Courier Staff Writer
In Europe, appetizers can be as simple as a few high-quality olives on a plate. But when an Iowan goes there for a competition, creativity counts.
Kellie Vetter of Fairfield is studying cooking at Indian Hills Community College in Ottumwa. Her creative appetizer looks like a mushroom.
The cap is a cheese she shapes and bakes. When you lift the cap, there’s a creamy and extra-thick alfredo sauce. The stem is a thin, hollowed-out parsnip, which is stuffed with the homemade Spanish-style chicken sausage she dreamed up. Along the bottom of the “mushroom” is green moss.
“The moss is actually a traditional Spanish green sauce made with peas, parsley, garlic and wine ... That’s cooked down and mixed with [a starch] that turns the whole thing to a powder,” Vetter said Thursday.
When she sent photos and a description to the audition committee in Spain, they contacted her to request more photos and more explanation.
“That’s when I knew they were interested,” said her instructor, Chef Gordon Rader. “She had them hooked.”
There are only 15 slots available in the international “tapas” competition.
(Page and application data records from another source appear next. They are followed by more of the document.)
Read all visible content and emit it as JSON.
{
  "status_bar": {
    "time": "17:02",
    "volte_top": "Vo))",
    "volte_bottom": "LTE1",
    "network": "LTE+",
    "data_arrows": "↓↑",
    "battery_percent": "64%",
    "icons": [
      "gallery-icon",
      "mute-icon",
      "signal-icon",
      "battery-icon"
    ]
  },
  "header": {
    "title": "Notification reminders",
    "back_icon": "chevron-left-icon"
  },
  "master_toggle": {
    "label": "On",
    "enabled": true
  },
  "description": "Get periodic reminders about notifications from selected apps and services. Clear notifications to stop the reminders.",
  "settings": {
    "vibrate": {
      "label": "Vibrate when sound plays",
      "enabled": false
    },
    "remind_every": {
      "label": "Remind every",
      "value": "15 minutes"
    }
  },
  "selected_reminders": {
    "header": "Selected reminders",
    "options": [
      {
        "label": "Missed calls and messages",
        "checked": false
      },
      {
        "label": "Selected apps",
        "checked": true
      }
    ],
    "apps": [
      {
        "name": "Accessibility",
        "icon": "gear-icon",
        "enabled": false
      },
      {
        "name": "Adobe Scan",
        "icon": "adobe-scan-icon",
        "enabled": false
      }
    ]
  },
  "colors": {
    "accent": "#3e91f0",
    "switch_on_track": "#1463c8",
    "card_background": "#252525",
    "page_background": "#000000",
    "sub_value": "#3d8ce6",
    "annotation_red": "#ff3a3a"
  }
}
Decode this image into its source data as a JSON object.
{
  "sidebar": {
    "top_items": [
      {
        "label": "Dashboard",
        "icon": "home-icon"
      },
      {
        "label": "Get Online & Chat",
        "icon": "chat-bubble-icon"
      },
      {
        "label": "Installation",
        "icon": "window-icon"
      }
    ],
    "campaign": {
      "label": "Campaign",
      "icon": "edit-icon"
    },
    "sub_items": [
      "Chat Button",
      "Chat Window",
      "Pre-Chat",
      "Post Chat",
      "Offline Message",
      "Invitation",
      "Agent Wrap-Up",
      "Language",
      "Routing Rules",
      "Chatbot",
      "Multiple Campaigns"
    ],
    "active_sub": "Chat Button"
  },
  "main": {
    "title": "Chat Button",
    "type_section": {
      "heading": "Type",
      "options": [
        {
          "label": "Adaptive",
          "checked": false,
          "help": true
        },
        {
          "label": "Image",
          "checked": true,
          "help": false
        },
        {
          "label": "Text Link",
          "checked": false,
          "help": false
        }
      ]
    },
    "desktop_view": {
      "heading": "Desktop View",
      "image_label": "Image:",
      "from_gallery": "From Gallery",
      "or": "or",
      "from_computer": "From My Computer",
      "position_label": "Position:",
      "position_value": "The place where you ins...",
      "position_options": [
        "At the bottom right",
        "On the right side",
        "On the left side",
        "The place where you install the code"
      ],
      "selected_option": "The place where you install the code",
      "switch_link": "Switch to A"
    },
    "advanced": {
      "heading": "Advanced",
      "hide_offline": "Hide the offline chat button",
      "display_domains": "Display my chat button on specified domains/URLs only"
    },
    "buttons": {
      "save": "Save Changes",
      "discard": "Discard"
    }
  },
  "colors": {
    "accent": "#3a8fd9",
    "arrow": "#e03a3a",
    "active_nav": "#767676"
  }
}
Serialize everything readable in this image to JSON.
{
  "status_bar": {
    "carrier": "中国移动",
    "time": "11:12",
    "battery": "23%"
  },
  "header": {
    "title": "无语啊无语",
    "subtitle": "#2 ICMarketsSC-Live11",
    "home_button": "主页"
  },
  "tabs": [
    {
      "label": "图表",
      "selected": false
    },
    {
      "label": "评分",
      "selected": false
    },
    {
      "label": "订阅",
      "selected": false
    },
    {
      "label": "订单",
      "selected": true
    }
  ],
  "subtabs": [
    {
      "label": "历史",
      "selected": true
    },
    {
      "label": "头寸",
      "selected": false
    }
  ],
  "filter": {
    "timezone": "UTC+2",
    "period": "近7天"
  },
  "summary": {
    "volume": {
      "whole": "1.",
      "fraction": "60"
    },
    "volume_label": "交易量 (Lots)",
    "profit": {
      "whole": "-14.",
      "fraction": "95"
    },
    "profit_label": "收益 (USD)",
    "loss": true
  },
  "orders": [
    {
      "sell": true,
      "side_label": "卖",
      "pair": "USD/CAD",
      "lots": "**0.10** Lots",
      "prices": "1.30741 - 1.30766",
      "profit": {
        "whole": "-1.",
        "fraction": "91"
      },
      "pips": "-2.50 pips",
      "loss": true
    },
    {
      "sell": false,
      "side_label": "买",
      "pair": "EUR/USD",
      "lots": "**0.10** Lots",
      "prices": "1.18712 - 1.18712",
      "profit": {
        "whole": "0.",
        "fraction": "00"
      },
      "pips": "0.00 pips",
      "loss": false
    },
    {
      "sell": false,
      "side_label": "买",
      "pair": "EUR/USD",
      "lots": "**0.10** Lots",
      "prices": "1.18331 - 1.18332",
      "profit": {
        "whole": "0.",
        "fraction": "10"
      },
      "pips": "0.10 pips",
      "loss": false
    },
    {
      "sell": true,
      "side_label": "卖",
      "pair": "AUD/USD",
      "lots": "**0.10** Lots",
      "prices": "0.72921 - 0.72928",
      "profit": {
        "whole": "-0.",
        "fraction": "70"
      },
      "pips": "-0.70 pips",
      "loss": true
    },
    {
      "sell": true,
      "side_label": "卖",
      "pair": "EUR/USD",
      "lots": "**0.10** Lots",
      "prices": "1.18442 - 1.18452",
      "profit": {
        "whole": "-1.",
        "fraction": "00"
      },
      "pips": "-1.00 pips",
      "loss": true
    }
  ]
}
Judges received more than 90 applications to compete. Vetter was selected and will represent Ottumwa this November when she, the chef and a chaperone fly to Spain.
Like a lot of “complex” foods, “tapas” started out pretty plain, almost humble. Generous Spanish bartenders would cover (or “top”) a patron’s wine with a piece of bread, perhaps adding a slice of flavorful local ham.
Other bars would try to make something even nicer, perhaps a sliced Spanish potato omelet. As competition heated up, tapas became their own course, with bars becoming famous for one plate or another. Some American towns now have establishments devoted to the small-plate foods.
Patrons order one as an appetizer, or a couple with cocktails or even several to make a meal. There’s now a foodie version of a “pub crawl,” ordering one specialty in every tapas bar on the street.
“I like food. I love challenges,” said Vetter. “And Chef encourages us when it comes to ‘playing with our food,’ so I chased it.”
She researched the flavors popular in the region they are going to, and incorporated those spices into her dish.
“That flavor profile, she nailed it,” said Rader.
As a single mom, she said, this was one of the few ways she saw to travel abroad. It’s something she really wanted to do.
“My kids think this is great,” she said, “although my little one thinks he should get to go, too. But really, they’re proud of me.”
She’ll spend a little over a week traveling with two days devoted to the competition. The other days will focus on food, too.
“There are a lot of educational opportunities: wineries, cheese making, wonderful restaurants. There’s a professional competition (after ours) that we’ll get to watch, too.”
In the meantime, Vetter is practicing. And still making adjustments. She was originally going to use a piece of bark as a plate. Thursday, she said she’s developing an edible “bark” as the base.
And in case they don’t have the perfect plates over there, she’s packing her own. In fact, she told the chef, she’s packing 10 in case of breakage.
“I like the way she thinks,” said Rader.